Items from an interface collection

━━━

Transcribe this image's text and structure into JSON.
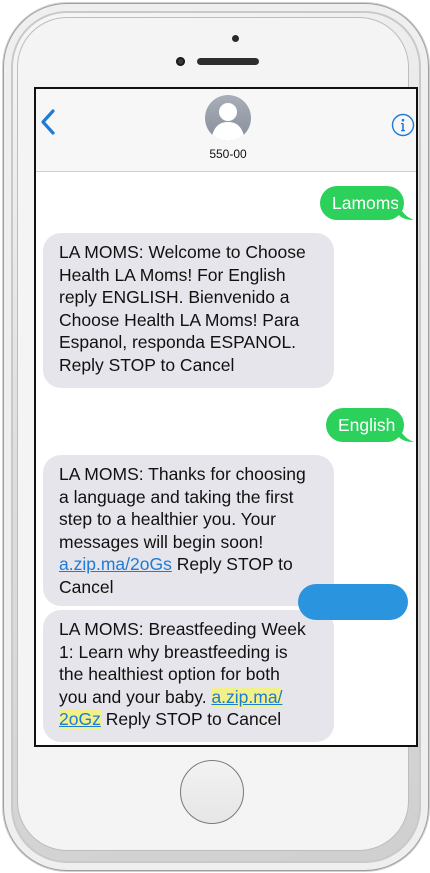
{
  "contact": {
    "name": "550-00"
  },
  "icons": {
    "back": "chevron-left-icon",
    "info": "info-circle-icon",
    "avatar": "person-silhouette-icon"
  },
  "colors": {
    "accent": "#1e7bd6",
    "outgoing_bubble": "#2bd15a",
    "incoming_bubble": "#e6e5eb",
    "link_highlight": "#f2f08a"
  },
  "messages": [
    {
      "direction": "outgoing",
      "text": "Lamoms"
    },
    {
      "direction": "incoming",
      "lines": [
        "LA MOMS: Welcome to Choose",
        "Health LA Moms! For English",
        "reply ENGLISH. Bienvenido a",
        "Choose Health LA Moms! Para",
        "Espanol, responda ESPANOL.",
        "Reply STOP to Cancel"
      ]
    },
    {
      "direction": "outgoing",
      "text": "English"
    },
    {
      "direction": "incoming",
      "lines": [
        "LA MOMS: Thanks for choosing",
        "a language and taking the first",
        "step to a healthier you. Your",
        "messages will begin soon!"
      ],
      "link": "a.zip.ma/2oGs",
      "after_link": "Reply STOP to",
      "last_line": "Cancel"
    },
    {
      "direction": "incoming",
      "lines": [
        "LA MOMS: Breastfeeding Week",
        "1: Learn why breastfeeding is",
        "the healthiest option for both"
      ],
      "line4_prefix": "you and your baby.",
      "link_part1": "a.zip.ma/",
      "link_part2": "2oGz",
      "after_link": "Reply STOP to Cancel"
    }
  ]
}
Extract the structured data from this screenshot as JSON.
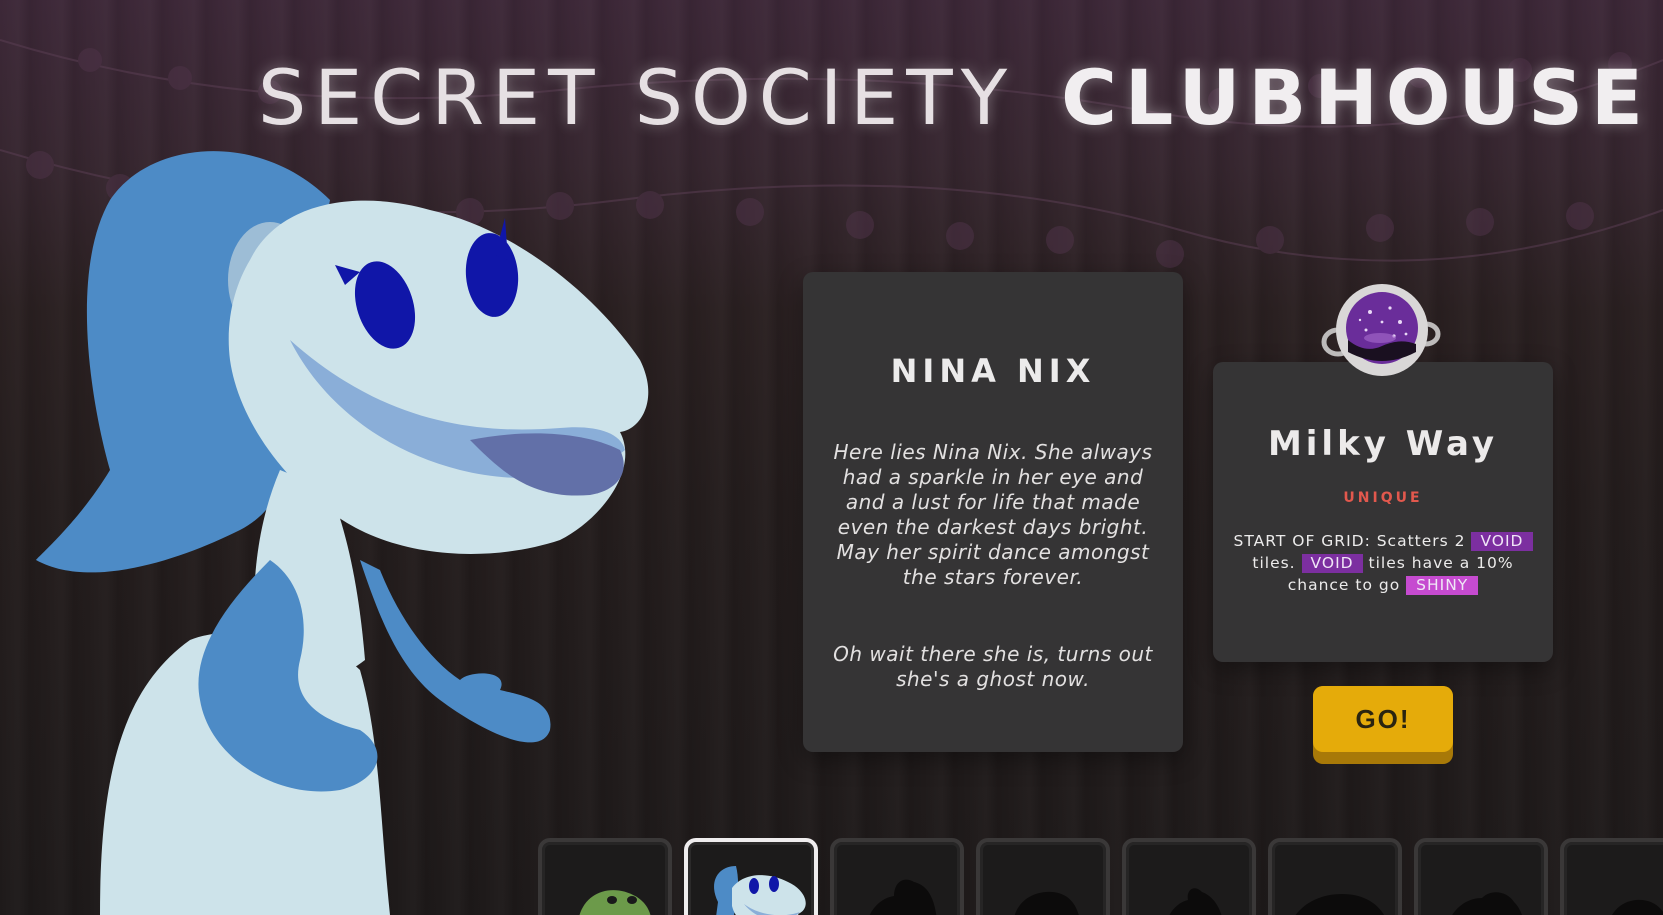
{
  "title": {
    "part1": "SECRET SOCIETY",
    "part2": "CLUBHOUSE"
  },
  "character": {
    "name": "NINA NIX",
    "bio": "Here lies Nina Nix. She always had a sparkle in her eye and and a lust for life that made even the darkest days bright. May her spirit dance amongst the stars forever.",
    "bio2": "Oh wait there she is, turns out she's a ghost now."
  },
  "item": {
    "name": "Milky Way",
    "rarity": "UNIQUE",
    "ability": {
      "prefix": "START OF GRID: Scatters 2",
      "tag1": "VOID",
      "mid1": "tiles.",
      "tag2": "VOID",
      "mid2": "tiles have a 10% chance to go",
      "tag3": "SHINY"
    },
    "icon": "galaxy-orb-icon"
  },
  "go_button": {
    "label": "GO!"
  },
  "roster": [
    {
      "name": "green-character-slot",
      "state": "unlocked"
    },
    {
      "name": "nina-nix-slot",
      "state": "selected"
    },
    {
      "name": "locked-slot-1",
      "state": "locked"
    },
    {
      "name": "locked-slot-2",
      "state": "locked"
    },
    {
      "name": "locked-slot-3",
      "state": "locked"
    },
    {
      "name": "locked-slot-4",
      "state": "locked"
    },
    {
      "name": "locked-slot-5",
      "state": "locked"
    },
    {
      "name": "locked-slot-6",
      "state": "locked"
    }
  ],
  "colors": {
    "accent_go": "#e5ab0a",
    "void_tag": "#7c2fa0",
    "shiny_tag": "#c64bd0",
    "rarity": "#e2584d",
    "card": "#353435"
  }
}
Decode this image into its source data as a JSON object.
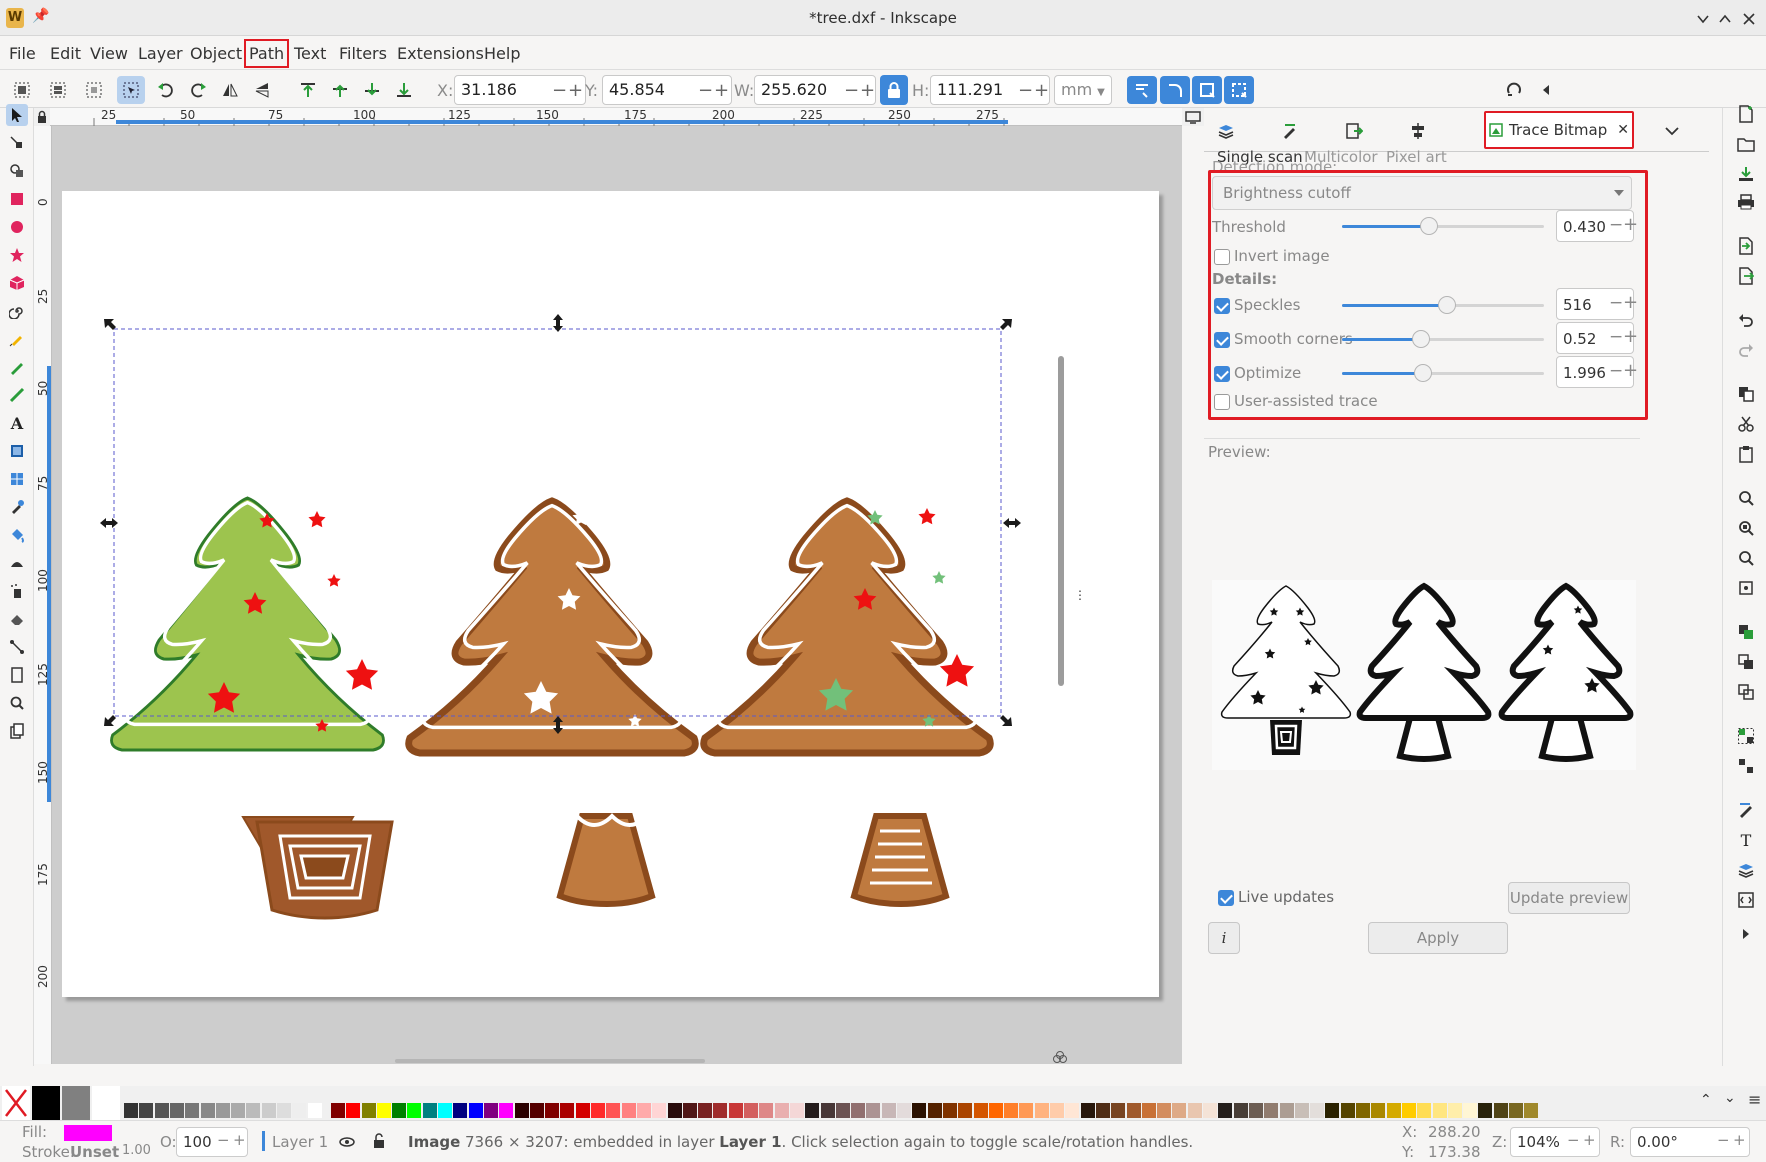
{
  "window": {
    "title": "*tree.dxf - Inkscape"
  },
  "menu": [
    "File",
    "Edit",
    "View",
    "Layer",
    "Object",
    "Path",
    "Text",
    "Filters",
    "Extensions",
    "Help"
  ],
  "menu_highlight": "Path",
  "toolbar": {
    "x_label": "X:",
    "x_value": "31.186",
    "y_label": "Y:",
    "y_value": "45.854",
    "w_label": "W:",
    "w_value": "255.620",
    "h_label": "H:",
    "h_value": "111.291",
    "unit": "mm"
  },
  "ruler": {
    "h_ticks": [
      "25",
      "50",
      "75",
      "100",
      "125",
      "150",
      "175",
      "200",
      "225",
      "250",
      "275"
    ],
    "v_ticks": [
      "0",
      "25",
      "50",
      "75",
      "100",
      "125",
      "150",
      "175",
      "200"
    ]
  },
  "dock": {
    "active_tab": "Trace Bitmap",
    "subtabs": [
      "Single scan",
      "Multicolor",
      "Pixel art"
    ],
    "active_subtab": "Single scan",
    "detection_mode_label": "Detection mode:",
    "detection_mode_value": "Brightness cutoff",
    "threshold_label": "Threshold",
    "threshold_value": "0.430",
    "threshold_fraction": 0.43,
    "invert_label": "Invert image",
    "invert_checked": false,
    "details_label": "Details:",
    "speckles_label": "Speckles",
    "speckles_value": "516",
    "speckles_fraction": 0.52,
    "smooth_label": "Smooth corners",
    "smooth_value": "0.52",
    "smooth_fraction": 0.39,
    "optimize_label": "Optimize",
    "optimize_value": "1.996",
    "optimize_fraction": 0.4,
    "user_assisted_label": "User-assisted trace",
    "preview_label": "Preview:",
    "live_updates_label": "Live updates",
    "update_preview_label": "Update preview",
    "apply_label": "Apply",
    "info_symbol": "i"
  },
  "status": {
    "fill_label": "Fill:",
    "stroke_label": "Stroke:",
    "stroke_value": "Unset",
    "stroke_width": "1.00",
    "opacity_label": "O:",
    "opacity_value": "100",
    "layer_name": "Layer 1",
    "message_bold1": "Image",
    "message_part1": " 7366 × 3207: embedded in layer ",
    "message_bold2": "Layer 1",
    "message_part2": ". Click selection again to toggle scale/rotation handles.",
    "x_label": "X:",
    "x_value": "288.20",
    "y_label": "Y:",
    "y_value": "173.38",
    "zoom_label": "Z:",
    "zoom_value": "104%",
    "rotation_label": "R:",
    "rotation_value": "0.00°"
  },
  "colors": {
    "accent": "#3d87d9",
    "highlight_red": "#e01b24",
    "tree_green": "#9dc44e",
    "gingerbread": "#bf7a3f",
    "gingerbread_dark": "#8b4a1c",
    "star_red": "#ee1111",
    "star_mint": "#72c07a",
    "fill_swatch": "#ff00ff"
  }
}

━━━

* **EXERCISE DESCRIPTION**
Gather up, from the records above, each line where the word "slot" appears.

* **SOLUTION**
      "name": "green-character-slot",
      "name": "nina-nix-slot",
      "name": "locked-slot-1",
      "name": "locked-slot-2",
      "name": "locked-slot-3",
      "name": "locked-slot-4",
      "name": "locked-slot-5",
      "name": "locked-slot-6",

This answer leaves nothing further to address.